In the first of this two-part article series, CIC Visiting Scholar Riva Kantowitz delves into the innovative methods and models that are being applied to fund global conflict prevention and peacebuilding efforts. The article also raises important challenges to these methods, including the impact of the funding and how it is being used on the ground.
As the 2030 Agenda enters its third year, those working to end violence against children must redouble their efforts to make significant progress towards SDG16.2.
This challenge paper by David Steven – the first in a series exploring next steps in implementation of the 2030 Agenda’s commitment to peace, justice and inclusion – is an update to If Not Now, When? Ending Violence Against all the World’s Children which recommended the formation of the Global Partnership to End Violence Against Children.

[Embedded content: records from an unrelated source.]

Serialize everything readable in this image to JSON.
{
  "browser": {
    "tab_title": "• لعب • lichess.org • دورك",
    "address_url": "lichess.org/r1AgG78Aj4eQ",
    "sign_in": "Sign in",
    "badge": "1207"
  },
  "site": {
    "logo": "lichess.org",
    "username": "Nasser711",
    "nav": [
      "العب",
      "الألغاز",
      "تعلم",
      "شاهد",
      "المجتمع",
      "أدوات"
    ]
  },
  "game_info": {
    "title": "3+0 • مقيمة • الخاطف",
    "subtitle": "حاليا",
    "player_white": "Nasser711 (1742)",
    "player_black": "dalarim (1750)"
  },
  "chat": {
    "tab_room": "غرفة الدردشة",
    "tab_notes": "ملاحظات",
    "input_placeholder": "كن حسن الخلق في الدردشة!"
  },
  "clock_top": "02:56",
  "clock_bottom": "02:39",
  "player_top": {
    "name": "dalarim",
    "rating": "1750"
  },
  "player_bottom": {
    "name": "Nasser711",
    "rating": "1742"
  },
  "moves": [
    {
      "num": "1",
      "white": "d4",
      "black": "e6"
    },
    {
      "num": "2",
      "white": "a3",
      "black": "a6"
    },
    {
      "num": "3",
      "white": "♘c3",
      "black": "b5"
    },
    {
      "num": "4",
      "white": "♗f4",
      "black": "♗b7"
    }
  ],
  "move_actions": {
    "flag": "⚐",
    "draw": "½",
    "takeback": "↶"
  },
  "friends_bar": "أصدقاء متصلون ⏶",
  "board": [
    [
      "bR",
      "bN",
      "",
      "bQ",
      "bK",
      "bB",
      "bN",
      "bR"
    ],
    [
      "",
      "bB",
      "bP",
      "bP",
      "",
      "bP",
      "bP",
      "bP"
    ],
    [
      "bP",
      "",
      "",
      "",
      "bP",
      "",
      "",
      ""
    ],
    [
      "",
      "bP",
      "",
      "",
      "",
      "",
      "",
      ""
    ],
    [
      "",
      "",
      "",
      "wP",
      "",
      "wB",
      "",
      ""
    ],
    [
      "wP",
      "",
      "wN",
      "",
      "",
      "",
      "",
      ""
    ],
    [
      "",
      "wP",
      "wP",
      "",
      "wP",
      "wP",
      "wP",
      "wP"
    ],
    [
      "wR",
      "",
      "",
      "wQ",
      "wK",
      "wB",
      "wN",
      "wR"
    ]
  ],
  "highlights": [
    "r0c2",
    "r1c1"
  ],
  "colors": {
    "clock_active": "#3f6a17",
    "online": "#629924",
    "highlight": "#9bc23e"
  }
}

Published ahead of the Solutions Summit in Stockholm, the paper reviews the progress of the global partnership, and what can be done over the next 18 months to maximize the opportunity that the 2019 High-Level Political Forum offers to step up efforts to protect children from violence.
An integrated approach to crisis and conflict prevention requires clarity on what is meant by prevention, and how the concept of prevention fits with the 2030 Agenda, sustaining peace, and other relevant frameworks. This new briefing paper by Sarah Cliffe and David Steven proposes a new paradigm for prevention that has three levels: (i) universal prevention strategies that aim to build healthy societies that manage conflict productively, provide safety and security, increase resilience, and enhance social, political, and economic inclusion; (ii) “at risk” prevention strategies that target groups, communities, and countries that face elevated risk of conflict, or where violence is highest and resilience lowest; and (iii) prevention strategies that are tailored to situations of ongoing conflict or crisis.
At the most recent Arria-formula meeting on Afghanistan on November 27, 2017, Barnett Rubin spoke on the importance of regional approaches in fostering development and peace. In his talk, Partners for Afghanistan: Linking Security, Development and Peace in the Central Asian Region.
The African Union is mandated to help South Sudan to ensure accountability for past human rights abuses through the establishment of a hybrid court. This mandate is derived from the Agreement for the Resolution of Conflict in South Sudan, signed in 2015. The agreement also makes provision for a Commission for Truth, Reconciliation and Healing and a Compensation and Reparation Authority. In the face of continued violence in South Sudan, how can the African Union assist in enabling an effective transitional justice strategy for the country?
On Secretary General Antonio Guterres’ first day in office, he signaled his intention to reform the peace and security pillar by immediately co-locating staff from the Department of Political Affairs (DPA) and the Department of Peacekeeping Operations (DPKO) and establishing an internal review team to work on the bigger proposals for change made by the High Level Independent Panel on Peace Operations (HIPPO), the Advisory Group of Experts (AGE) on the Review of the United Nations Peacebuilding Architecture, and the Global Study on the Implementation of United Nations Security Council Resolution 1325. CIC supported some of the independent review team’s work through our report Restructuring the UN Secretariat to Strengthen Preventative Diplomacy and Peace Operations. The Secretary-General has now made proposals based on the team’s recommendation.
More than 20 years have passed since the United Nations (UN) first committed to achieving gender parity in its managerial and decision-making positions, but the organization still has a long way to go. Karin Landgren, a former senior UN official, provided the data two years ago to show that gender parity at the UN had become a “lost agenda” under the previous Secretary-General, Ban Ki-Moon. And in spite of a push to have a woman at the top of the UN hierarchy for the first time, the front runners in the Security Council straw polls for a new Secretary-General were largely men. (Perhaps Wonder Woman would have stood a better chance.) Yet the new Secretary-General, António Guterres, seems determined not only to talk about change but to effect it. After ensuring a 50/50 split in his own appointments at the senior level, Guterres has released this week the report of the Gender Parity Task Force: a far-reaching “System-Wide Strategy on Gender Parity,” which does not pull any punches in describing the current situation for women trying to make a career inside the UN bureaucracy.
The UN General Assembly meetings in September will no doubt be dominated by the crises of the day: an underlying theme of discussions, however, will be the less sensational topic of UN reform. The most impenetrable of all areas of the UN’s bureaucracy, its processes for financial and human resource management are generally of little interest to those outside New York’s Fifth Committee. The subject is also somewhat “tired”—Ban Ki-Moon too had management reform as a key point of his agenda—and politicized, in particular in the context of US announcements on cuts to UN contributions.